The Strange Case of Jekyll and Hyde Traverse

Lung Ha Theatre Company and Drake Music Scotland provide opportunities for talented performers with physical disabilities and learning difficulties. I first saw Lung Ha perform in the 80s and was mightily impressed by them and I’m pleased to say that is still the case. Morna Pearson has created a riveting reimagining of Robert Louis Stevenson’s classic novella, this time with a feminist twist and a good deal of humour to lighten an otherwise dark tale.

The live music, provided by composer and Musical Director Greg Sinclair on piano and five musicians and vocalists, is eerie and atmospheric. The set, designed by Becky Minto, relocates the story from London to the dark and claustrophobic closes and tenements of 19th century Edinburgh. Here we meet the Jekyll family – Dr Jeremy Jekyll ( Stephan Tait), his wife Jane (Karen Sutherland), son William (Mark Howie) and, last but not least, his daughter Miriam (Emma McCaffrey). Miriam is an intelligent girl who longs to go to University but, as a woman, she is constrained both physically and emotionally. Physically by the tight corsets she must wear and emotionally by the expectation on her to conform to the role of the weaker sex. She helps her father with his experiments and is fascinated by his theory of good and evil personalities cohabiting within every living soul. After drinking a potion in the laboratory one evening she unleashes her other self and embarks on a rebellious whirlwind of a journey with her dark twin.

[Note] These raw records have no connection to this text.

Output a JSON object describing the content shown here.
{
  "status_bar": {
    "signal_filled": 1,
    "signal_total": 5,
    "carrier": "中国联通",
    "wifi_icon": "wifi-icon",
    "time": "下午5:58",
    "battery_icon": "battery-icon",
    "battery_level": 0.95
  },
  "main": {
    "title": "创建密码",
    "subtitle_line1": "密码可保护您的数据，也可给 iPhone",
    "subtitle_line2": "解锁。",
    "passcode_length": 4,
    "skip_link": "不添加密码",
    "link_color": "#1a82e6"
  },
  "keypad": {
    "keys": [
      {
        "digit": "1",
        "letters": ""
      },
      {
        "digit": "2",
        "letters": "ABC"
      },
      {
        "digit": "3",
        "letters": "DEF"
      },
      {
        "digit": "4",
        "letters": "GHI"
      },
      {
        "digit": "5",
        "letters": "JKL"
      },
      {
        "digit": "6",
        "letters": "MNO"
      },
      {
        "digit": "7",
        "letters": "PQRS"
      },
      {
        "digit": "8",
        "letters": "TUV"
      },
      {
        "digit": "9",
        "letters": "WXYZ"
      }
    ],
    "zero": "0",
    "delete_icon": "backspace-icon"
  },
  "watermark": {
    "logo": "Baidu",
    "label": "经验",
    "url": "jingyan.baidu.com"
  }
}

At first this manifests itself in harmless fun but soon becomes more serious. Miriam is aghast at what she seems capable of doing and contemplates taking her life. The original story ends in tragedy but thankfully here we have a happy ending. Dr Jekyll saves the day and Miriam becomes free to follow her dreams.

With a cast of over 20 performers and support staff, we meet a range of diverse and comic characters. The timing isn’t always perfect and there might be a few fluffed lines here and there but you know what, it doesn’t matter, because the overall effect is fun, exuberant and immensely enjoyable.

If you have never seen a Lung Ha production before, I urge you to look out for them – you won’t regret it.

Irene Brownlee